Out of a total of 143 voters, more than a third were quite clear – widgets in iOS 14 are a nice change and they like it, but it is not a revolution. Another third had a relatively reserved stance – they just didn’t care.
The rest of the voters either chose the positive option (24%), namely that they are enthusiastic because they have been waiting for this position for a long time, or, conversely, a completely negative opinion (6%), namely that this function is useless.
The biggest change in recent times?
Frankly, widgets in iOS are really one of the biggest changes in the iOS mobile operating system; whether you like it or not. With the classic widgets, first in the notification center and later on a separate screen, Apple came in iOS 8 in 2014.
Since then, the home screen side screen has undergone major changes, with support for more widgets and finally, the interactive tiles move to the desktop. This is a huge change, mainly because the home screen, as we know it from the first iOS, will never be the same.
Who owns a device with iOS knows it. On the main screen, application icons are purchased in the prescribed grid and nothing can be added to them; except for other icons or folders. In iOS 14, however, Apple dropped its imagination a bit and brought not only widgets on the desktop, but also the App Library function, a kind of smart app stack similar to the Android menu.
Also read: “Copier” Apple? Here are 5 features that the new iOS 14 has sent from Android
Eclecticism is also not ultra
And here we are. According to many, with the ais App Library widgets, it looks from Android or even from the formerly popular Windows Phone (later Windows Mobile). The truth is halfway there. Of course, widgets were, are and will be the motto of Android, which gave users a lot of freedom.
In any case, it is common practice. Operating platform manufacturers copy from each other, if you can call it that.

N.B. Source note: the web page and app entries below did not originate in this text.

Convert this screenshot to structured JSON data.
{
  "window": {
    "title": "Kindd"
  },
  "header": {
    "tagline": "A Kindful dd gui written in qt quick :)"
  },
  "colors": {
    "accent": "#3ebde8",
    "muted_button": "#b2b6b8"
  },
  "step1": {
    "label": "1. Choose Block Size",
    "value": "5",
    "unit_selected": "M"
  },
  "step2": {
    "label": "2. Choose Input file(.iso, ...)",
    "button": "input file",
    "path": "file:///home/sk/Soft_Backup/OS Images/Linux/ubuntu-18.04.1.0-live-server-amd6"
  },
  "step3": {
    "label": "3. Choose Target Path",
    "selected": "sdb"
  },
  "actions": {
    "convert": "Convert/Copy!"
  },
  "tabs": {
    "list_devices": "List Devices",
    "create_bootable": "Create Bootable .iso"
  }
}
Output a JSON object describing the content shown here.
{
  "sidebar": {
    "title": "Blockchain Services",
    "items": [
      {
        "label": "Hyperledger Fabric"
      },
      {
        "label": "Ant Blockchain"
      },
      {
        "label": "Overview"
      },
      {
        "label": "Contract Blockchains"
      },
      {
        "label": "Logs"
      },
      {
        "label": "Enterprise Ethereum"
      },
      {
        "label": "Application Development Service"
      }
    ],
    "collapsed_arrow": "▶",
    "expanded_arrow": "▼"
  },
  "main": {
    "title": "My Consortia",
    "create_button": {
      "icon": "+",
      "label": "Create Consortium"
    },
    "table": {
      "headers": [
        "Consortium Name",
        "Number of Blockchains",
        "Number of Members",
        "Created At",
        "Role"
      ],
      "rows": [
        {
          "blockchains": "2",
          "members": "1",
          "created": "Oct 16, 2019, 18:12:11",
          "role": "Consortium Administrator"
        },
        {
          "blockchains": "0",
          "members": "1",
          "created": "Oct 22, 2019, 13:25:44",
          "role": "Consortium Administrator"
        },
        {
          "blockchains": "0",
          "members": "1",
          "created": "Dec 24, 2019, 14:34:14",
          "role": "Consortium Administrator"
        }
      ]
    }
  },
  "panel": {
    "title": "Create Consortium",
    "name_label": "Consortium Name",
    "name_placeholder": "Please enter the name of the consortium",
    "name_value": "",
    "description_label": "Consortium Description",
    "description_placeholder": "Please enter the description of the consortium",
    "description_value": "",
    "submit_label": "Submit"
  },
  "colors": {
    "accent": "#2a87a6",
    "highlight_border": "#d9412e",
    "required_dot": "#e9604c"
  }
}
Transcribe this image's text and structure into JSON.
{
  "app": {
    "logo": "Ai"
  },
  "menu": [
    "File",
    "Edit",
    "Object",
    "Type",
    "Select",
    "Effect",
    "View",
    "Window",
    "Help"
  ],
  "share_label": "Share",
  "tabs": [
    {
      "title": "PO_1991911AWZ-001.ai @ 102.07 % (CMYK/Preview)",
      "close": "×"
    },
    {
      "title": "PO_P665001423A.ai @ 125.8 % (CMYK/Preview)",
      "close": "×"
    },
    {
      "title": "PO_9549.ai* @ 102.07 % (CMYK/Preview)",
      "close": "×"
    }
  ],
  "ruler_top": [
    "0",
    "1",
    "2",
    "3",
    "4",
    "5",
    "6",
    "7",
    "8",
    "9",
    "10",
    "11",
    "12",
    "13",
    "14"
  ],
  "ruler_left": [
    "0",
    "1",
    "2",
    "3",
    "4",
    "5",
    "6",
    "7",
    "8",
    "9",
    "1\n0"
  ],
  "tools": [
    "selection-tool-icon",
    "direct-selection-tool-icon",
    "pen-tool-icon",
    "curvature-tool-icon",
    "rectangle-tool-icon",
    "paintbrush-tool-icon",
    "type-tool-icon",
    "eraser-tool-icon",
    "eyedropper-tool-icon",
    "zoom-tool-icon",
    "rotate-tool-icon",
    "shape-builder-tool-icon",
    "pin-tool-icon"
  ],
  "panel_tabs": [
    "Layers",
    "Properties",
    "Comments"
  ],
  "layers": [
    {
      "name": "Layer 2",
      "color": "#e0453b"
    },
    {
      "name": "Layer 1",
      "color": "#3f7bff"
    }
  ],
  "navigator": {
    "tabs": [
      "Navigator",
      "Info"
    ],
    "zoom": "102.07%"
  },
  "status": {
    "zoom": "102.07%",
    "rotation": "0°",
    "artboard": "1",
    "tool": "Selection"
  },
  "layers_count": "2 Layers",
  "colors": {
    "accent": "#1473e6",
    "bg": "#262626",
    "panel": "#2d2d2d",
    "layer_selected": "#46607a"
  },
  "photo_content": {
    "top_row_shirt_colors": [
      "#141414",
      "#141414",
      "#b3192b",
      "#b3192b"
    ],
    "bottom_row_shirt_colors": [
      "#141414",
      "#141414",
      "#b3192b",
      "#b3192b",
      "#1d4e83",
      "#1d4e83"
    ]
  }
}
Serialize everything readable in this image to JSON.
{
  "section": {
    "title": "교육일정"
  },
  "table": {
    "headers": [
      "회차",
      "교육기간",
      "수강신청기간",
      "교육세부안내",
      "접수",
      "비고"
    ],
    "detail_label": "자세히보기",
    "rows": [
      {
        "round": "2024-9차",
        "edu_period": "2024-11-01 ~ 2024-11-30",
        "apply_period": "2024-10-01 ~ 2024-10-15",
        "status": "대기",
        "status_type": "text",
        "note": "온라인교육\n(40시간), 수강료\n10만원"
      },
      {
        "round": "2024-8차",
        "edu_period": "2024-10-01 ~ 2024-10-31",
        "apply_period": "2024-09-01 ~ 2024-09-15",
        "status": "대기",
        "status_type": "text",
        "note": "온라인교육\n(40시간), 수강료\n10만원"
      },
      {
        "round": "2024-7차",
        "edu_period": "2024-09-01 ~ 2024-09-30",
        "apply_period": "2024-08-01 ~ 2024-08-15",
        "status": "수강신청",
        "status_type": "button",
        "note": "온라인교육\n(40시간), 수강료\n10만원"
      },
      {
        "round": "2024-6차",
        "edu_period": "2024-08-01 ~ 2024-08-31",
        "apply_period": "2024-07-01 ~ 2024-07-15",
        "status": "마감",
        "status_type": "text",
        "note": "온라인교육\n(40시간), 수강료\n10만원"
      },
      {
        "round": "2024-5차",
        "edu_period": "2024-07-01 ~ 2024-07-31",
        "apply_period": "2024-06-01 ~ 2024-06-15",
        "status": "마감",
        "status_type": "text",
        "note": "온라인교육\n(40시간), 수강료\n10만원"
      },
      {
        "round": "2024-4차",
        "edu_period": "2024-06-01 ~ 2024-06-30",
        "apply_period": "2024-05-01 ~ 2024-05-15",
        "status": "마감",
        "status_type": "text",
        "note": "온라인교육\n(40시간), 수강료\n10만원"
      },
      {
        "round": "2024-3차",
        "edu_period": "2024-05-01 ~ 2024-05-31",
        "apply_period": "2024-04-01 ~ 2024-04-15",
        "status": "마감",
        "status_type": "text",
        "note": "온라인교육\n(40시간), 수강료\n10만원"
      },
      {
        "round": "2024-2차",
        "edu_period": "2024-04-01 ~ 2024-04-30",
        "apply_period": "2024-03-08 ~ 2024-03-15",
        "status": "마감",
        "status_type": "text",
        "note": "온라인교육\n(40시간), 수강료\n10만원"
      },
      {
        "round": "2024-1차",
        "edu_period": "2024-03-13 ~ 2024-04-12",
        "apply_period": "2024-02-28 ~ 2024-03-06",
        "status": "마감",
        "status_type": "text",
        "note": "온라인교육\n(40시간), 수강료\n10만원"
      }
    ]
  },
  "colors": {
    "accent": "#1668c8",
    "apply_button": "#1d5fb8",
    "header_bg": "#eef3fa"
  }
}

The concept of eclecticism, ie a way of creation in which the authors are inspired by foreign patterns and directions (in art), or directly by the competition, as in this case, has become more common for this practice.
On the same page, we could say that Android copied from Apple, for example, the name of its payment service – first Android Wallet, later Android Pay and Google Pay – remarkably similar to the competing Apple Pay. Or, for example, movement gestures, which are used today by the whole android world, while iOS had them first.
Both worlds of mobile operating systems are so very intertwined and the new widgets on the desktop in iOS or just gesture control in Android 10 is a shining proof of this.